How to Replace the Spark Plugs in a Ford Rangerby Christian KillianUpdated November 07, 2017
Items you will need
Replacement spark plugs
The spark plugs in your Ford Ranger pickup are essentially an insulator that allow high-voltage electricity to pass from the ignition coil via the spark-plug wire through the cylinder head. Once through the head, the spark plug produces an electrical spark inside the engine's cylinder to ignite the air and fuel in the cylinder. New spark plugs will increase the performance of the engine, increase fuel economy and allow the engine to run smoother.
Open the hood of your Ranger and locate the negative battery cable end on the negative terminal of the battery. Remove the retaining bolt from the battery cable end with a wrench and remove the battery cable from the battery terminal. Isolate the cable from the battery terminal while you are working.
Locate the spark plugs along the sides of the engine, just below the valve cover. On the four-cylinder engine the plugs are on the driver’s side and on the six-cylinder engines, there are three on each side of the engine.
Start with the front spark plug on the driver’s side of the engine. Grasp the spark plug wire by the boot and pull it off the spark plug. Lay it aside for now and do not remove any other spark-plug wires yet.
Insert a spark-plug socket into the spark plug hole and over the plug. Attach a ratchet and extension bar to the spark plug socket and turn the socket and spark plug counterclockwise to remove the spark plug from the cylinder head. Discard the old spark plug.
Thread a new spark plug into the cylinder head using your hands to avoid cross-threading it. Tighten the spark plug with a spark-plug socket and ratchet by turning it clockwise until it is snug, then turn it one-quarter turn more. Push the spark-plug wire onto the spark plug until it snaps in place.
Move to the next spark plug in line and repeat the process. Continue around the engine until you have changed all the plugs.
Install the negative battery cable on the negative battery terminal and tighten the retaining bolt with a wrench.
- "Haynes Repair Manuals--1993 to 2000 Ford Ranger & Mazda B-Series Pick-Ups"; Eric Jorgensen, Alan Ahlstrand, John Haynes; 2000

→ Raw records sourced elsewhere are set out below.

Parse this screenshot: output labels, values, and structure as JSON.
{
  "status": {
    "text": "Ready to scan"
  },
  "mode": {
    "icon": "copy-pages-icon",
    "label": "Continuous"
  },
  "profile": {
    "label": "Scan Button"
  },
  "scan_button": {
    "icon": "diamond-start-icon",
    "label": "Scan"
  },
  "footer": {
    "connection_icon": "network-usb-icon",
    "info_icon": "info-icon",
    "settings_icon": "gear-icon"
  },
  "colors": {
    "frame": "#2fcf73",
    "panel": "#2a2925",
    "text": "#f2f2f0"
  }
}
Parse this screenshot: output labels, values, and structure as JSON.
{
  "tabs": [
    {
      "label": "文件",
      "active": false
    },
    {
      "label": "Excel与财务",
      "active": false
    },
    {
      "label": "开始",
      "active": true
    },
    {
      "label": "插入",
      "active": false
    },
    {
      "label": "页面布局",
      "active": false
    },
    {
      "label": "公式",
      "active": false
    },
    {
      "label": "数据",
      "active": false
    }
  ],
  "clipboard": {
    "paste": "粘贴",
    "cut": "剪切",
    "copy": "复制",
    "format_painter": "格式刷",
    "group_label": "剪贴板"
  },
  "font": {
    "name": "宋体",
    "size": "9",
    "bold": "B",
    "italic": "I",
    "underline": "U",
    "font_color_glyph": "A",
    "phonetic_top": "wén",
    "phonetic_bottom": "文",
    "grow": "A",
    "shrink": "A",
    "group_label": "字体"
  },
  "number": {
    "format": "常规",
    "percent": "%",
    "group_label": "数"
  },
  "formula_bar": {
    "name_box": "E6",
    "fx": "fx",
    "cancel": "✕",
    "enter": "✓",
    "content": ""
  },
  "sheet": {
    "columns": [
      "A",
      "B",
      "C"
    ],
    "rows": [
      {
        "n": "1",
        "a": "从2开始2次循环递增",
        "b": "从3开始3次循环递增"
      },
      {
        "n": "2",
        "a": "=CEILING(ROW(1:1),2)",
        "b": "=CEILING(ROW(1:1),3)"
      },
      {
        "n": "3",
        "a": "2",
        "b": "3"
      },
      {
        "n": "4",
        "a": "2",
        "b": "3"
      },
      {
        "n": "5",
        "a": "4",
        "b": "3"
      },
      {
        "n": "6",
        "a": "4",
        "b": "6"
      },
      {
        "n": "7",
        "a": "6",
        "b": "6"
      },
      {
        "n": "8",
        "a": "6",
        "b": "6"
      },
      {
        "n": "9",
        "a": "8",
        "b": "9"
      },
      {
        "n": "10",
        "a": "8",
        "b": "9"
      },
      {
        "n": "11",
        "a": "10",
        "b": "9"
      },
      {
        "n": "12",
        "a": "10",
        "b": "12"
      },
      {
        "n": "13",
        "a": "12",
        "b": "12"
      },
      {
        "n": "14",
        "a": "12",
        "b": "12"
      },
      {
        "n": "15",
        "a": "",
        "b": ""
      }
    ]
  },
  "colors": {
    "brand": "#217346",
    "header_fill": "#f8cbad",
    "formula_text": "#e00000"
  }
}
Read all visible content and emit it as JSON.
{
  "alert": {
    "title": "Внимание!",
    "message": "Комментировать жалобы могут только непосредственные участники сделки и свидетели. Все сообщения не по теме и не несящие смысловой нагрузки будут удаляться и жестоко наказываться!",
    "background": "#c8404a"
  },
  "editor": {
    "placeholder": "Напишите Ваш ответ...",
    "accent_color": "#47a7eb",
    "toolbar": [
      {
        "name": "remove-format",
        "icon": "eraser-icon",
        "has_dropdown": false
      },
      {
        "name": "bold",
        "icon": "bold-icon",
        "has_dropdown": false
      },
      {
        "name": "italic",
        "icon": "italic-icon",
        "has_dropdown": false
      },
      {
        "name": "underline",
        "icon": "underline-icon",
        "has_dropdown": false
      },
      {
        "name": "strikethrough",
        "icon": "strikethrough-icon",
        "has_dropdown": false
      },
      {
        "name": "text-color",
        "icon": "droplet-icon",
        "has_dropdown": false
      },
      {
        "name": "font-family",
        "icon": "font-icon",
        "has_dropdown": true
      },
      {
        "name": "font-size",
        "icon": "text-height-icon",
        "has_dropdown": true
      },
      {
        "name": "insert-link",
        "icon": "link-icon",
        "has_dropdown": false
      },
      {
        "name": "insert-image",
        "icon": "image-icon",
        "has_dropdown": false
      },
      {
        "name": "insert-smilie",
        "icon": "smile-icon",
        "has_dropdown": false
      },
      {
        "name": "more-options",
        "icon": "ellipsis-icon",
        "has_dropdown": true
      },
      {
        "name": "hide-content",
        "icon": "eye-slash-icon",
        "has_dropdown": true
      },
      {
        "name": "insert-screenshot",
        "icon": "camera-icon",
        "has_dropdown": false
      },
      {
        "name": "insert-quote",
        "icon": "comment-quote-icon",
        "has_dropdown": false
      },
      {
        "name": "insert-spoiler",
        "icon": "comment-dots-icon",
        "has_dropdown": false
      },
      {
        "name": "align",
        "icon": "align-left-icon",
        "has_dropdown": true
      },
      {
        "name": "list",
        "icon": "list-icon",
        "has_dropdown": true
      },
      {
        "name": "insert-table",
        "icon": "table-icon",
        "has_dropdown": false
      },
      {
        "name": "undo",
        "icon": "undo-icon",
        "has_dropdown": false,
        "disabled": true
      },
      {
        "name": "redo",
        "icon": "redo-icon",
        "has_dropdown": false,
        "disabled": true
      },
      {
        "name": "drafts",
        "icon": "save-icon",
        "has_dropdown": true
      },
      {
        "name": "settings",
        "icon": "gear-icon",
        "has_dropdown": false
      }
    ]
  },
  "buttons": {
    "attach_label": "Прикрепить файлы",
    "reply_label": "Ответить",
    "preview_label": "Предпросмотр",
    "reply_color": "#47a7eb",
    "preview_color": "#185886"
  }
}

Christian Killian has been a freelance journalist/photojournalist since 2006. After many years of working in auto parts and service positions, Killian decided to move into journalism full-time. He has been published in "1st Responder News" as well as in other trade magazines and newspapers in the last few years.